(Dataset records)
⁂

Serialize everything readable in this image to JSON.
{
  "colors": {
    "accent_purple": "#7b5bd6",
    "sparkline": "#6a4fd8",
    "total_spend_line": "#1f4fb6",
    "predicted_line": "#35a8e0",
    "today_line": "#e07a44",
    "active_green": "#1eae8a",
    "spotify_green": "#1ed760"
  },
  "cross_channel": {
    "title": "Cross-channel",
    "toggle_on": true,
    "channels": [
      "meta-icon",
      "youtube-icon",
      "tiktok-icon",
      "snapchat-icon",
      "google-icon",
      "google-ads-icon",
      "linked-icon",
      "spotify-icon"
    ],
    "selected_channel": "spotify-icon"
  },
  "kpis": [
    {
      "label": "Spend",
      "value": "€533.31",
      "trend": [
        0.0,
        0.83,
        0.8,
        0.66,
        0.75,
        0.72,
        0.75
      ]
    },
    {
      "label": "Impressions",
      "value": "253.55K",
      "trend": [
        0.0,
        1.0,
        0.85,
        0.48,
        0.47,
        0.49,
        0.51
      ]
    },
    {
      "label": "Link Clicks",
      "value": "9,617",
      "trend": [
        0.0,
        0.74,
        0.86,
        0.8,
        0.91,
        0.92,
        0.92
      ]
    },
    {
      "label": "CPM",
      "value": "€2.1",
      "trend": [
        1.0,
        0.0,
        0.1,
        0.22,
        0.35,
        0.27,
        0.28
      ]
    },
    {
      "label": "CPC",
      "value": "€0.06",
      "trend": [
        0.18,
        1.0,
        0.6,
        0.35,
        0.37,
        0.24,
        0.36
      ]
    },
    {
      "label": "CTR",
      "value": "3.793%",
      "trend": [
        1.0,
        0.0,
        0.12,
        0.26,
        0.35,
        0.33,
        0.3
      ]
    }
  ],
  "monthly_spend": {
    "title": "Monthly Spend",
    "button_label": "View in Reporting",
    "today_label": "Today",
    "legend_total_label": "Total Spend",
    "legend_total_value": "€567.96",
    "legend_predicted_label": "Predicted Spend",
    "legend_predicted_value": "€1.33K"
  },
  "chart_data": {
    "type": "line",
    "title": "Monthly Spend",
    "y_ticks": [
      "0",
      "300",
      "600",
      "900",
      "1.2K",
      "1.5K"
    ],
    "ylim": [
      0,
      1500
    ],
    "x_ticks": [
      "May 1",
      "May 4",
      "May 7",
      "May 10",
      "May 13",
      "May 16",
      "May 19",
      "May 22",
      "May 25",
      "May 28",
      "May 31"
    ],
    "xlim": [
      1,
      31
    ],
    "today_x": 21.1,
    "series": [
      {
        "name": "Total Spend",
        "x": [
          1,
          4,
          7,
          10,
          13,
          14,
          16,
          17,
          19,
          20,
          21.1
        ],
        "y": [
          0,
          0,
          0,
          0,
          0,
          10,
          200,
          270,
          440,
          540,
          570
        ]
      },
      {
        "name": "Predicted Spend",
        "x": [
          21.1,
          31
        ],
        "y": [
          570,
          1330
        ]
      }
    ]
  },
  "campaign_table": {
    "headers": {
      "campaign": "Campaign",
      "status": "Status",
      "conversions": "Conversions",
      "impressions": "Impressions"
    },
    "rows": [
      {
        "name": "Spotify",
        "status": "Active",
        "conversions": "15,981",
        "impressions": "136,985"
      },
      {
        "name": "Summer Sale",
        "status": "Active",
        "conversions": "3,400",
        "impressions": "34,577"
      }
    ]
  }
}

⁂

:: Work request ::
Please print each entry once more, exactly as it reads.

:: Task answer ::
Serialize everything readable in this image to JSON.
{
  "colors": {
    "accent_purple": "#7b5bd6",
    "sparkline": "#6a4fd8",
    "total_spend_line": "#1f4fb6",
    "predicted_line": "#35a8e0",
    "today_line": "#e07a44",
    "active_green": "#1eae8a",
    "spotify_green": "#1ed760"
  },
  "cross_channel": {
    "title": "Cross-channel",
    "toggle_on": true,
    "channels": [
      "meta-icon",
      "youtube-icon",
      "tiktok-icon",
      "snapchat-icon",
      "google-icon",
      "google-ads-icon",
      "linked-icon",
      "spotify-icon"
    ],
    "selected_channel": "spotify-icon"
  },
  "kpis": [
    {
      "label": "Spend",
      "value": "€533.31",
      "trend": [
        0.0,
        0.83,
        0.8,
        0.66,
        0.75,
        0.72,
        0.75
      ]
    },
    {
      "label": "Impressions",
      "value": "253.55K",
      "trend": [
        0.0,
        1.0,
        0.85,
        0.48,
        0.47,
        0.49,
        0.51
      ]
    },
    {
      "label": "Link Clicks",
      "value": "9,617",
      "trend": [
        0.0,
        0.74,
        0.86,
        0.8,
        0.91,
        0.92,
        0.92
      ]
    },
    {
      "label": "CPM",
      "value": "€2.1",
      "trend": [
        1.0,
        0.0,
        0.1,
        0.22,
        0.35,
        0.27,
        0.28
      ]
    },
    {
      "label": "CPC",
      "value": "€0.06",
      "trend": [
        0.18,
        1.0,
        0.6,
        0.35,
        0.37,
        0.24,
        0.36
      ]
    },
    {
      "label": "CTR",
      "value": "3.793%",
      "trend": [
        1.0,
        0.0,
        0.12,
        0.26,
        0.35,
        0.33,
        0.3
      ]
    }
  ],
  "monthly_spend": {
    "title": "Monthly Spend",
    "button_label": "View in Reporting",
    "today_label": "Today",
    "legend_total_label": "Total Spend",
    "legend_total_value": "€567.96",
    "legend_predicted_label": "Predicted Spend",
    "legend_predicted_value": "€1.33K"
  },
  "chart_data": {
    "type": "line",
    "title": "Monthly Spend",
    "y_ticks": [
      "0",
      "300",
      "600",
      "900",
      "1.2K",
      "1.5K"
    ],
    "ylim": [
      0,
      1500
    ],
    "x_ticks": [
      "May 1",
      "May 4",
      "May 7",
      "May 10",
      "May 13",
      "May 16",
      "May 19",
      "May 22",
      "May 25",
      "May 28",
      "May 31"
    ],
    "xlim": [
      1,
      31
    ],
    "today_x": 21.1,
    "series": [
      {
        "name": "Total Spend",
        "x": [
          1,
          4,
          7,
          10,
          13,
          14,
          16,
          17,
          19,
          20,
          21.1
        ],
        "y": [
          0,
          0,
          0,
          0,
          0,
          10,
          200,
          270,
          440,
          540,
          570
        ]
      },
      {
        "name": "Predicted Spend",
        "x": [
          21.1,
          31
        ],
        "y": [
          570,
          1330
        ]
      }
    ]
  },
  "campaign_table": {
    "headers": {
      "campaign": "Campaign",
      "status": "Status",
      "conversions": "Conversions",
      "impressions": "Impressions"
    },
    "rows": [
      {
        "name": "Spotify",
        "status": "Active",
        "conversions": "15,981",
        "impressions": "136,985"
      },
      {
        "name": "Summer Sale",
        "status": "Active",
        "conversions": "3,400",
        "impressions": "34,577"
      }
    ]
  }
}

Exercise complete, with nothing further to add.